Direct results always come first. In the care and feeding of an organization they play the role calories play in the nutrition of the human body. But any organization also needs a commitment to values and their constant reaffirmation, as a human body needs vitamins and minerals. There has to be something “this organization stands for,” or else it degenerates into disorganization, confusion, and paralysis.
Today, the values Drucker advocated are even more essential to the health of the enterprise, given the higher mobility of talent. Consider the finding by Gallup that only13% of employees worldwide are engaged in their work. We can blame the fact that managers are still using outdated leadership and organizational models – the ones designed to work in past economies. Most, as our data has shown, still treat employees as inputs to production whose variability is a problem – and as workhorses whose own ideas and impulses must be reined in.
The path ahead for leaders—as Peter Drucker foresaw with such prescience—is to create human operating systems that allow humanity to be expressed. He understood that, in a human economy, it is no longer enough to follow rules. As he famously noted, “Management is doing things right; leadership is doing the right things.” We need to deeply internalize and scale into our human operating systems this profound distinction. In so doing we will inculcate a culture in which everyone is a leader doing the next right thing. Certainly, machines will continue to get better at many things that humans have traditionally done in businesses, but machines will never be the source of enduring advantage.

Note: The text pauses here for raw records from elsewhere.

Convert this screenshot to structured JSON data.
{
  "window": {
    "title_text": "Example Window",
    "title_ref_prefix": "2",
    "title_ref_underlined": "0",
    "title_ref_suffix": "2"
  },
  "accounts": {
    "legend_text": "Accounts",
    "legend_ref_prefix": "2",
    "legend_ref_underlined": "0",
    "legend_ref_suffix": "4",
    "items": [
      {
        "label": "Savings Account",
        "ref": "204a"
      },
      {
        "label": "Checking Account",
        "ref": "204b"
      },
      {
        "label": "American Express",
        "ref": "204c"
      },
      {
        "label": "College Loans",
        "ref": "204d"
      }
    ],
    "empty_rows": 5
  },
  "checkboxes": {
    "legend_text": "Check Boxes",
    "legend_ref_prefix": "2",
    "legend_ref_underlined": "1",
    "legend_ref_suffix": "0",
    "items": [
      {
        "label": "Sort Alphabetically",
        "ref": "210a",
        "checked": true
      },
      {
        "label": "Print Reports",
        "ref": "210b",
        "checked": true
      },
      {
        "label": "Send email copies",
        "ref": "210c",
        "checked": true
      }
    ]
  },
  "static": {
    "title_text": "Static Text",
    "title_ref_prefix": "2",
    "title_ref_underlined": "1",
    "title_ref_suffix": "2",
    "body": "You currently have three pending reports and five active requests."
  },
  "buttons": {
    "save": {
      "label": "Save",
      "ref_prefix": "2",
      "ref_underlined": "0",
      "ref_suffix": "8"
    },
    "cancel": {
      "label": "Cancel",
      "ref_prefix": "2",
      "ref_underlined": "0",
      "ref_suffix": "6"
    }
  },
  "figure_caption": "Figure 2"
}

The companies that succeed best will those that focus on the humanity of work, and capitalize on what humans can uniquely do.